Florida Wildlife Federation’s conservation reach extends far beyond Florida through our active participation in many National conservation and environmental issues. FWF is a founding and active member of the Everglades Coalition. FWF and the National Wildlife Federation (NWF) have been closely linked since the founding of both organizations in 1936. The FWF-NWF partnership is strong and multifaceted. FWF also maintains a close relationship with our sister affiliates in the region and across the United States. I am proud that we have recently initiated a forest stewardship program with NWF to advance Long Leaf Pine forest restoration and management with willing private forest landowners in Peninsular and Panhandle Florida.
We are working with private landowners in southwest Florida to protect critical habitat linkages for panthers, bears and other wildlife there. In 2019, FWF is also embarking on a program to educate people about the importance of maintaining vital habitats such as the sea grass meadows of the Gulf Coast.

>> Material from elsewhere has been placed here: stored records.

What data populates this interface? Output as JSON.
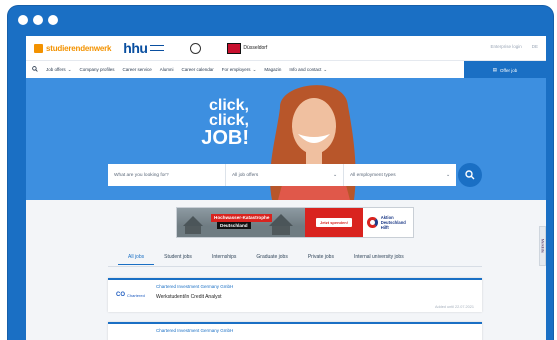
{
  "colors": {
    "accent": "#1a6fc4",
    "hero": "#3d8fe0",
    "brand_orange": "#f39200",
    "alert_red": "#d9231f"
  },
  "logos": {
    "studierendenwerk": "studierendenwerk",
    "hhu": "hhu",
    "hsd": "Düsseldorf"
  },
  "topbar": {
    "login": "Enterprise login",
    "lang": "DE"
  },
  "nav": {
    "items": [
      {
        "label": "Job offers",
        "icon": "chevron-down-icon"
      },
      {
        "label": "Company profiles"
      },
      {
        "label": "Career service"
      },
      {
        "label": "Alumni"
      },
      {
        "label": "Career calendar"
      },
      {
        "label": "For employers",
        "icon": "chevron-down-icon"
      },
      {
        "label": "Magazin"
      },
      {
        "label": "Info and contact",
        "icon": "chevron-down-icon"
      }
    ],
    "offer_job": "Offer job"
  },
  "hero": {
    "line1": "click,",
    "line2": "click,",
    "line3": "JOB!"
  },
  "search": {
    "what_placeholder": "What are you looking for?",
    "offers_value": "All job offers",
    "types_value": "All employment types"
  },
  "banner": {
    "headline": "Hochwasser-Katastrophe",
    "sub": "Deutschland",
    "donate": "Jetzt spenden!",
    "ad_line1": "Aktion",
    "ad_line2": "Deutschland Hilft"
  },
  "side_tab": "Merkliste",
  "tabs": [
    "All jobs",
    "Student jobs",
    "Internships",
    "Graduate jobs",
    "Private jobs",
    "Internal university jobs"
  ],
  "listings": [
    {
      "company": "Chartered Investment Germany GmbH",
      "title": "Werkstudent/in Credit Analyst",
      "logo_mark": "CO",
      "logo_name": "Chartered",
      "date": "Added until 22.07.2021"
    },
    {
      "company": "Chartered Investment Germany GmbH"
    }
  ]
}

FWF has been and continues to be a forceful advocate for Florida’s natural environment and for peoples’ enjoyment of sustainable, nature-based outdoor recreation, including fishing and hunting with science-based regulations, nature observation, boating, hiking and other enjoyable outdoor activities. It is so important for people to have experiencing the natural world as a major part of their lives and FWF is a strong proponent of that. The future of conservation requires people who are both knowledgeable and who love nature. Personal experience in the outdoors is critical to being a passionate and effective conservation advocate. FWF has worked hard to educate decision-makers as to the tremendous values of Florida’s nature-based economy and the need to protect our waters as well as wildlife habitat through appropriate regulation and strong enforcement of our laws.
Together, we have accomplished a great deal. I love this organization and all that it stands for, and I will continue to actively support its critical conservation mission as a regular donor, volunteer and proud member. I have included FWF in my planned giving and urge all of you to also continue to support FWF as a sound investment in an organization that places at the top of its priority list, the lasting conservation of Florida’s natural heritage and places for people to continue to enjoy nature in this beautiful state that we all cherish.
Thank you for all you have done and continue to do for conservation in Florida and for your loyal support of Florida Wildlife Federation. It has been an honor to serve you.
Manley K. Fuller